Web page and app entries
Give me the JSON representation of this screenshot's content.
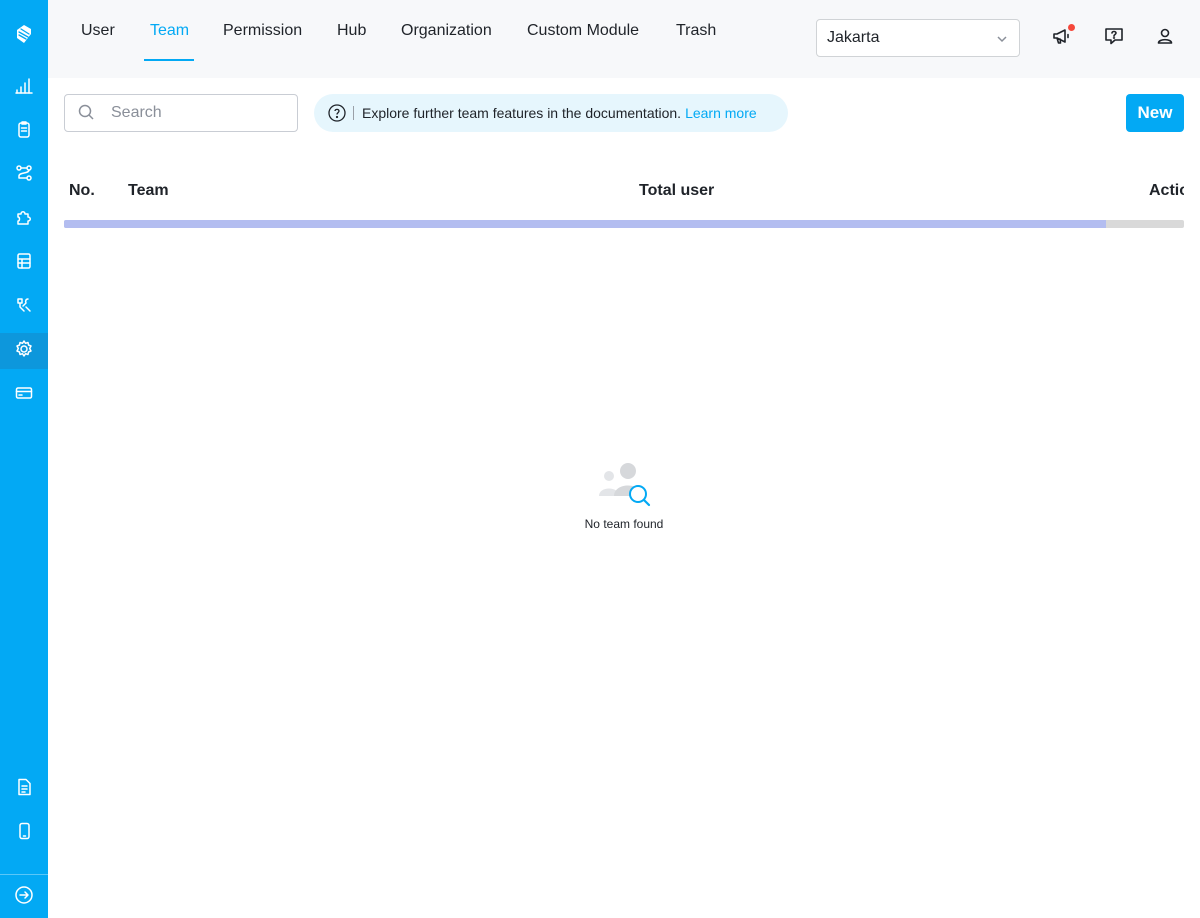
{
  "sidebar": {
    "items": [
      {
        "icon": "logo-icon"
      },
      {
        "icon": "bar-chart-icon"
      },
      {
        "icon": "clipboard-icon"
      },
      {
        "icon": "workflow-icon"
      },
      {
        "icon": "puzzle-icon"
      },
      {
        "icon": "table-icon"
      },
      {
        "icon": "tools-icon"
      },
      {
        "icon": "gear-icon",
        "active": true
      },
      {
        "icon": "credit-card-icon"
      },
      {
        "icon": "document-icon"
      },
      {
        "icon": "mobile-icon"
      },
      {
        "icon": "collapse-arrow-icon"
      }
    ]
  },
  "header": {
    "tabs": [
      {
        "label": "User"
      },
      {
        "label": "Team",
        "active": true
      },
      {
        "label": "Permission"
      },
      {
        "label": "Hub"
      },
      {
        "label": "Organization"
      },
      {
        "label": "Custom Module"
      },
      {
        "label": "Trash"
      }
    ],
    "location_select": {
      "value": "Jakarta"
    },
    "icons": [
      "announcement-icon",
      "help-icon",
      "user-icon"
    ]
  },
  "toolbar": {
    "search_placeholder": "Search",
    "info_text": "Explore further team features in the documentation.",
    "info_link": "Learn more",
    "new_button": "New"
  },
  "table": {
    "columns": [
      "No.",
      "Team",
      "Total user",
      "Actio"
    ],
    "loading_progress": 0.93
  },
  "empty_state": {
    "message": "No team found"
  },
  "colors": {
    "accent": "#03a9f4",
    "sidebar_active": "#0d97dc",
    "progress_fill": "#b3bdf0",
    "notification_dot": "#f5483b"
  }
}
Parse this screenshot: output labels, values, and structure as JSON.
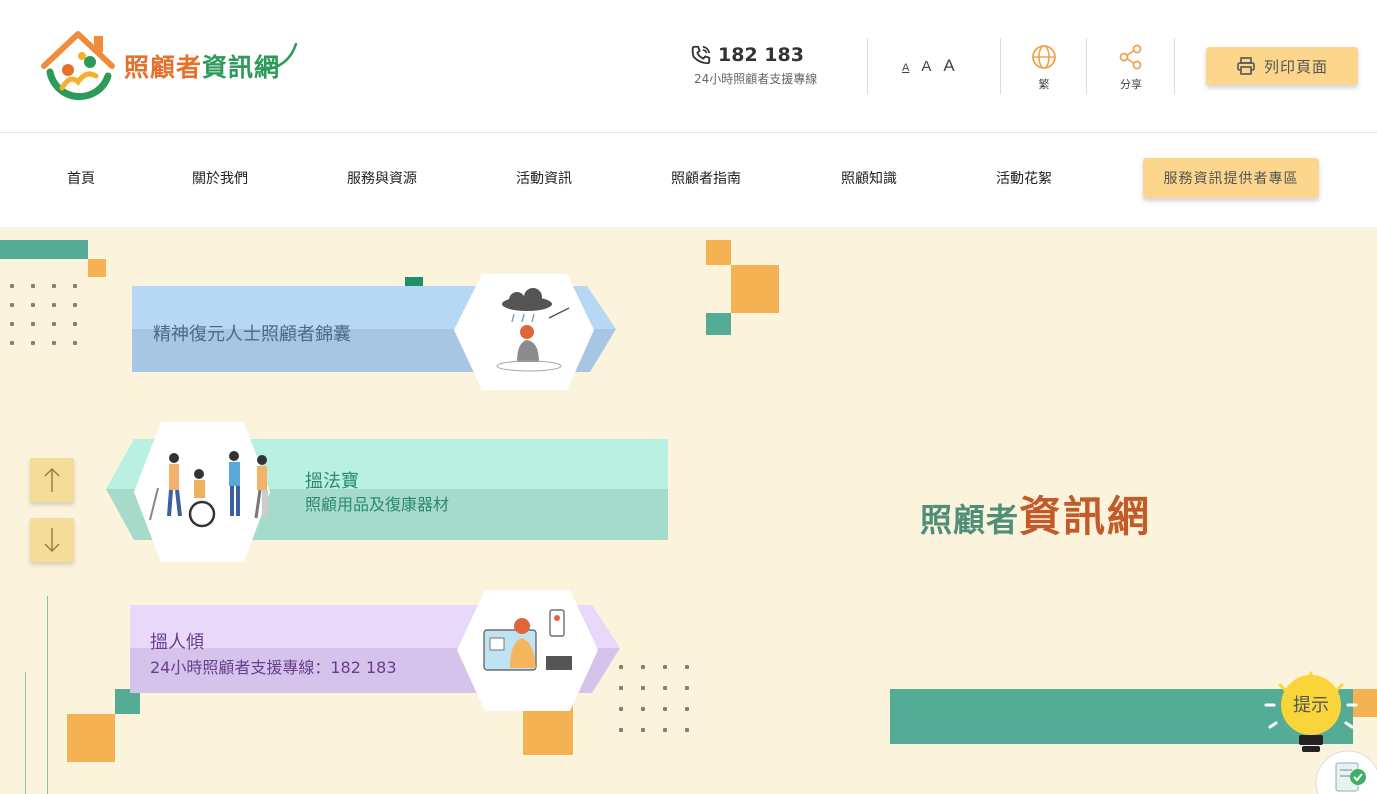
{
  "header": {
    "logo": {
      "text_part1": "照顧者",
      "text_part2": "資訊網"
    },
    "hotline": {
      "number": "182 183",
      "caption": "24小時照顧者支援專線"
    },
    "font_size": {
      "small": "A",
      "medium": "A",
      "large": "A"
    },
    "language": {
      "label": "繁"
    },
    "share": {
      "label": "分享"
    },
    "print_label": "列印頁面"
  },
  "nav": {
    "items": [
      "首頁",
      "關於我們",
      "服務與資源",
      "活動資訊",
      "照顧者指南",
      "照顧知識",
      "活動花絮"
    ],
    "special": "服務資訊提供者專區"
  },
  "cards": [
    {
      "title": "精神復元人士照顧者錦囊",
      "subtitle": "",
      "color": "#b7d8f5",
      "shade": "#a7c6e4",
      "text_color": "#4b6a8a",
      "icon": "person-under-rain-cloud-illustration"
    },
    {
      "title": "搵法寶",
      "subtitle": "照顧用品及復康器材",
      "color": "#baf0e2",
      "shade": "#a6dbcc",
      "text_color": "#2c8a6c",
      "icon": "rehab-equipment-people-illustration"
    },
    {
      "title": "搵人傾",
      "subtitle": "24小時照顧者支援專線：182 183",
      "color": "#e8d9fb",
      "shade": "#d5c3ec",
      "text_color": "#6a3d8f",
      "icon": "woman-on-phone-illustration"
    }
  ],
  "brand": {
    "part1": "照顧者",
    "part2": "資訊網"
  },
  "hint": {
    "label": "提示"
  },
  "colors": {
    "accent_yellow": "#fbd68c",
    "teal": "#55ac96",
    "orange": "#f4b252",
    "cream": "#fcf3dd"
  }
}
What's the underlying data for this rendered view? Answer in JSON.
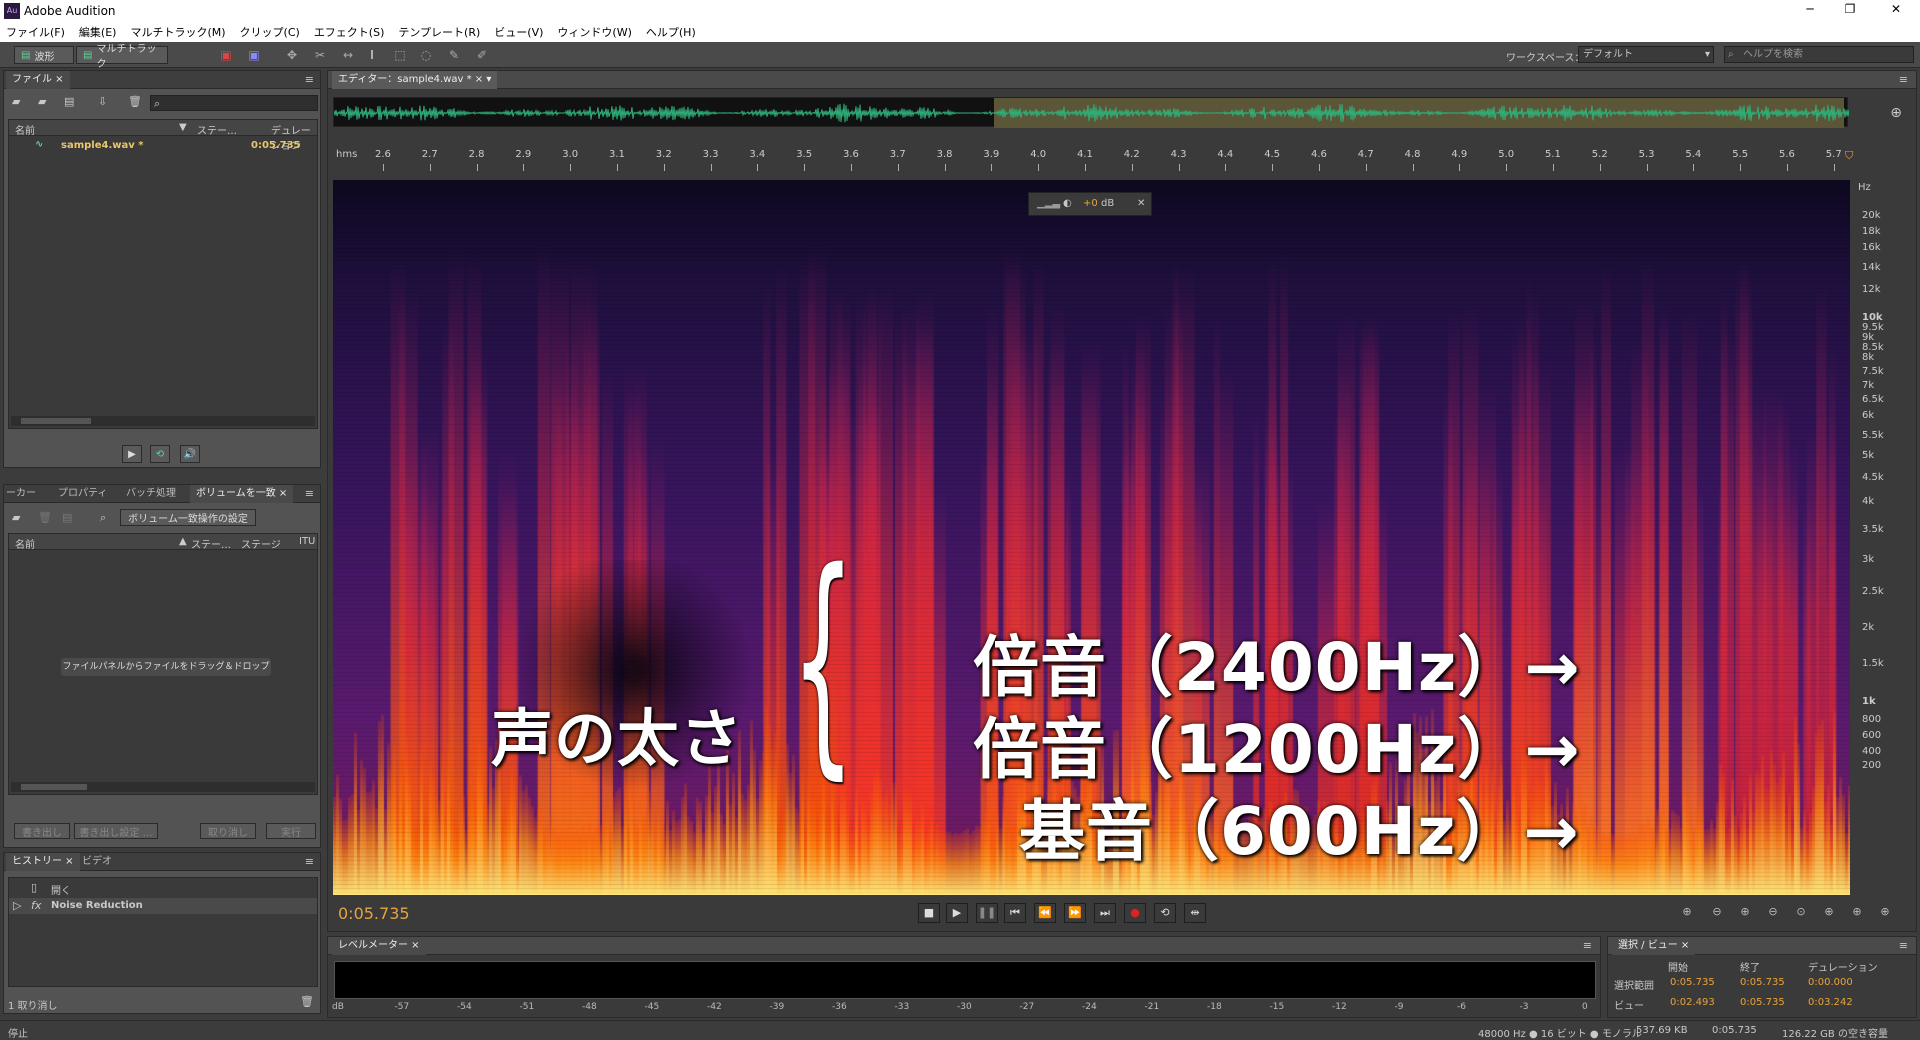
{
  "app": {
    "title": "Adobe Audition",
    "logo": "Au"
  },
  "window_controls": {
    "minimize": "─",
    "maximize": "❐",
    "close": "✕"
  },
  "menu": [
    "ファイル(F)",
    "編集(E)",
    "マルチトラック(M)",
    "クリップ(C)",
    "エフェクト(S)",
    "テンプレート(R)",
    "ビュー(V)",
    "ウィンドウ(W)",
    "ヘルプ(H)"
  ],
  "toolbar": {
    "waveform_label": "波形",
    "multitrack_label": "マルチトラック",
    "workspace_label": "ワークスペース：",
    "workspace_value": "デフォルト",
    "help_placeholder": "ヘルプを検索"
  },
  "files_panel": {
    "tab": "ファイル",
    "col_name": "名前",
    "col_status": "ステー…",
    "col_duration": "デュレーション",
    "rows": [
      {
        "name": "sample4.wav *",
        "duration": "0:05.735"
      }
    ]
  },
  "lower_panel": {
    "tabs": [
      "ーカー",
      "プロパティ",
      "バッチ処理",
      "ボリュームを一致"
    ],
    "match_settings_label": "ボリューム一致操作の設定",
    "col_name": "名前",
    "col_status": "ステー…",
    "col_stage": "ステージ",
    "col_itu": "ITU",
    "hint": "ファイルパネルからファイルをドラッグ＆ドロップ",
    "export_label": "書き出し",
    "export_settings_label": "書き出し設定 …",
    "cancel_label": "取り消し",
    "run_label": "実行"
  },
  "history_panel": {
    "tabs": [
      "ヒストリー",
      "ビデオ"
    ],
    "items": [
      "開く",
      "Noise Reduction"
    ],
    "undo_count": "1 取り消し"
  },
  "editor": {
    "tab": "エディター：sample4.wav *",
    "time_unit": "hms",
    "ticks": [
      "2.6",
      "2.7",
      "2.8",
      "2.9",
      "3.0",
      "3.1",
      "3.2",
      "3.3",
      "3.4",
      "3.5",
      "3.6",
      "3.7",
      "3.8",
      "3.9",
      "4.0",
      "4.1",
      "4.2",
      "4.3",
      "4.4",
      "4.5",
      "4.6",
      "4.7",
      "4.8",
      "4.9",
      "5.0",
      "5.1",
      "5.2",
      "5.3",
      "5.4",
      "5.5",
      "5.6",
      "5.7"
    ],
    "gain_value": "+0",
    "gain_unit": "dB",
    "current_time": "0:05.735"
  },
  "freq_axis": {
    "unit": "Hz",
    "labels": [
      "20k",
      "18k",
      "16k",
      "14k",
      "12k",
      "10k",
      "9.5k",
      "9k",
      "8.5k",
      "8k",
      "7.5k",
      "7k",
      "6.5k",
      "6k",
      "5.5k",
      "5k",
      "4.5k",
      "4k",
      "3.5k",
      "3k",
      "2.5k",
      "2k",
      "1.5k",
      "1k",
      "800",
      "600",
      "400",
      "200"
    ]
  },
  "annotations": {
    "voice_thickness": "声の太さ",
    "brace": "{",
    "overtone2": "倍音（2400Hz）→",
    "overtone1": "倍音（1200Hz）→",
    "fundamental": "基音（600Hz）→"
  },
  "level_meter": {
    "tab": "レベルメーター",
    "labels": [
      "dB",
      "-57",
      "-54",
      "-51",
      "-48",
      "-45",
      "-42",
      "-39",
      "-36",
      "-33",
      "-30",
      "-27",
      "-24",
      "-21",
      "-18",
      "-15",
      "-12",
      "-9",
      "-6",
      "-3",
      "0"
    ]
  },
  "selection_panel": {
    "tab": "選択 / ビュー",
    "col_start": "開始",
    "col_end": "終了",
    "col_duration": "デュレーション",
    "sel_label": "選択範囲",
    "sel_start": "0:05.735",
    "sel_end": "0:05.735",
    "sel_duration": "0:00.000",
    "view_label": "ビュー",
    "view_start": "0:02.493",
    "view_end": "0:05.735",
    "view_duration": "0:03.242"
  },
  "status": {
    "left": "停止",
    "format": "48000 Hz ● 16 ビット ● モノラル",
    "size": "537.69 KB",
    "duration": "0:05.735",
    "free": "126.22 GB の空き容量"
  },
  "colors": {
    "accent": "#e8a33a",
    "spectrogram_bg": "#1a0a2e",
    "waveform": "#2fb07a"
  }
}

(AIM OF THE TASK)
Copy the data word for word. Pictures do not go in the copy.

(RESULT BELOW)
Give me the JSON representation of this screenshot's content.
{
  "sidebar": {
    "items": [
      {
        "icon": "logo-icon"
      },
      {
        "icon": "bar-chart-icon"
      },
      {
        "icon": "clipboard-icon"
      },
      {
        "icon": "workflow-icon"
      },
      {
        "icon": "puzzle-icon"
      },
      {
        "icon": "table-icon"
      },
      {
        "icon": "tools-icon"
      },
      {
        "icon": "gear-icon",
        "active": true
      },
      {
        "icon": "credit-card-icon"
      },
      {
        "icon": "document-icon"
      },
      {
        "icon": "mobile-icon"
      },
      {
        "icon": "collapse-arrow-icon"
      }
    ]
  },
  "header": {
    "tabs": [
      {
        "label": "User"
      },
      {
        "label": "Team",
        "active": true
      },
      {
        "label": "Permission"
      },
      {
        "label": "Hub"
      },
      {
        "label": "Organization"
      },
      {
        "label": "Custom Module"
      },
      {
        "label": "Trash"
      }
    ],
    "location_select": {
      "value": "Jakarta"
    },
    "icons": [
      "announcement-icon",
      "help-icon",
      "user-icon"
    ]
  },
  "toolbar": {
    "search_placeholder": "Search",
    "info_text": "Explore further team features in the documentation.",
    "info_link": "Learn more",
    "new_button": "New"
  },
  "table": {
    "columns": [
      "No.",
      "Team",
      "Total user",
      "Actio"
    ],
    "loading_progress": 0.93
  },
  "empty_state": {
    "message": "No team found"
  },
  "colors": {
    "accent": "#03a9f4",
    "sidebar_active": "#0d97dc",
    "progress_fill": "#b3bdf0",
    "notification_dot": "#f5483b"
  }
}
Parse this screenshot: output labels, values, and structure as JSON.
{
  "header": {
    "logo": {
      "text_part1": "照顧者",
      "text_part2": "資訊網"
    },
    "hotline": {
      "number": "182 183",
      "caption": "24小時照顧者支援專線"
    },
    "font_size": {
      "small": "A",
      "medium": "A",
      "large": "A"
    },
    "language": {
      "label": "繁"
    },
    "share": {
      "label": "分享"
    },
    "print_label": "列印頁面"
  },
  "nav": {
    "items": [
      "首頁",
      "關於我們",
      "服務與資源",
      "活動資訊",
      "照顧者指南",
      "照顧知識",
      "活動花絮"
    ],
    "special": "服務資訊提供者專區"
  },
  "cards": [
    {
      "title": "精神復元人士照顧者錦囊",
      "subtitle": "",
      "color": "#b7d8f5",
      "shade": "#a7c6e4",
      "text_color": "#4b6a8a",
      "icon": "person-under-rain-cloud-illustration"
    },
    {
      "title": "搵法寶",
      "subtitle": "照顧用品及復康器材",
      "color": "#baf0e2",
      "shade": "#a6dbcc",
      "text_color": "#2c8a6c",
      "icon": "rehab-equipment-people-illustration"
    },
    {
      "title": "搵人傾",
      "subtitle": "24小時照顧者支援專線：182 183",
      "color": "#e8d9fb",
      "shade": "#d5c3ec",
      "text_color": "#6a3d8f",
      "icon": "woman-on-phone-illustration"
    }
  ],
  "brand": {
    "part1": "照顧者",
    "part2": "資訊網"
  },
  "hint": {
    "label": "提示"
  },
  "colors": {
    "accent_yellow": "#fbd68c",
    "teal": "#55ac96",
    "orange": "#f4b252",
    "cream": "#fcf3dd"
  }
}
What's the underlying data for this rendered view? Answer in JSON.
{
  "app": {
    "title": "Adobe Audition",
    "logo": "Au"
  },
  "window_controls": {
    "minimize": "─",
    "maximize": "❐",
    "close": "✕"
  },
  "menu": [
    "ファイル(F)",
    "編集(E)",
    "マルチトラック(M)",
    "クリップ(C)",
    "エフェクト(S)",
    "テンプレート(R)",
    "ビュー(V)",
    "ウィンドウ(W)",
    "ヘルプ(H)"
  ],
  "toolbar": {
    "waveform_label": "波形",
    "multitrack_label": "マルチトラック",
    "workspace_label": "ワークスペース：",
    "workspace_value": "デフォルト",
    "help_placeholder": "ヘルプを検索"
  },
  "files_panel": {
    "tab": "ファイル",
    "col_name": "名前",
    "col_status": "ステー…",
    "col_duration": "デュレーション",
    "rows": [
      {
        "name": "sample4.wav *",
        "duration": "0:05.735"
      }
    ]
  },
  "lower_panel": {
    "tabs": [
      "ーカー",
      "プロパティ",
      "バッチ処理",
      "ボリュームを一致"
    ],
    "match_settings_label": "ボリューム一致操作の設定",
    "col_name": "名前",
    "col_status": "ステー…",
    "col_stage": "ステージ",
    "col_itu": "ITU",
    "hint": "ファイルパネルからファイルをドラッグ＆ドロップ",
    "export_label": "書き出し",
    "export_settings_label": "書き出し設定 …",
    "cancel_label": "取り消し",
    "run_label": "実行"
  },
  "history_panel": {
    "tabs": [
      "ヒストリー",
      "ビデオ"
    ],
    "items": [
      "開く",
      "Noise Reduction"
    ],
    "undo_count": "1 取り消し"
  },
  "editor": {
    "tab": "エディター：sample4.wav *",
    "time_unit": "hms",
    "ticks": [
      "2.6",
      "2.7",
      "2.8",
      "2.9",
      "3.0",
      "3.1",
      "3.2",
      "3.3",
      "3.4",
      "3.5",
      "3.6",
      "3.7",
      "3.8",
      "3.9",
      "4.0",
      "4.1",
      "4.2",
      "4.3",
      "4.4",
      "4.5",
      "4.6",
      "4.7",
      "4.8",
      "4.9",
      "5.0",
      "5.1",
      "5.2",
      "5.3",
      "5.4",
      "5.5",
      "5.6",
      "5.7"
    ],
    "gain_value": "+0",
    "gain_unit": "dB",
    "current_time": "0:05.735"
  },
  "freq_axis": {
    "unit": "Hz",
    "labels": [
      "20k",
      "18k",
      "16k",
      "14k",
      "12k",
      "10k",
      "9.5k",
      "9k",
      "8.5k",
      "8k",
      "7.5k",
      "7k",
      "6.5k",
      "6k",
      "5.5k",
      "5k",
      "4.5k",
      "4k",
      "3.5k",
      "3k",
      "2.5k",
      "2k",
      "1.5k",
      "1k",
      "800",
      "600",
      "400",
      "200"
    ]
  },
  "annotations": {
    "voice_thickness": "声の太さ",
    "brace": "{",
    "overtone2": "倍音（2400Hz）→",
    "overtone1": "倍音（1200Hz）→",
    "fundamental": "基音（600Hz）→"
  },
  "level_meter": {
    "tab": "レベルメーター",
    "labels": [
      "dB",
      "-57",
      "-54",
      "-51",
      "-48",
      "-45",
      "-42",
      "-39",
      "-36",
      "-33",
      "-30",
      "-27",
      "-24",
      "-21",
      "-18",
      "-15",
      "-12",
      "-9",
      "-6",
      "-3",
      "0"
    ]
  },
  "selection_panel": {
    "tab": "選択 / ビュー",
    "col_start": "開始",
    "col_end": "終了",
    "col_duration": "デュレーション",
    "sel_label": "選択範囲",
    "sel_start": "0:05.735",
    "sel_end": "0:05.735",
    "sel_duration": "0:00.000",
    "view_label": "ビュー",
    "view_start": "0:02.493",
    "view_end": "0:05.735",
    "view_duration": "0:03.242"
  },
  "status": {
    "left": "停止",
    "format": "48000 Hz ● 16 ビット ● モノラル",
    "size": "537.69 KB",
    "duration": "0:05.735",
    "free": "126.22 GB の空き容量"
  },
  "colors": {
    "accent": "#e8a33a",
    "spectrogram_bg": "#1a0a2e",
    "waveform": "#2fb07a"
  }
}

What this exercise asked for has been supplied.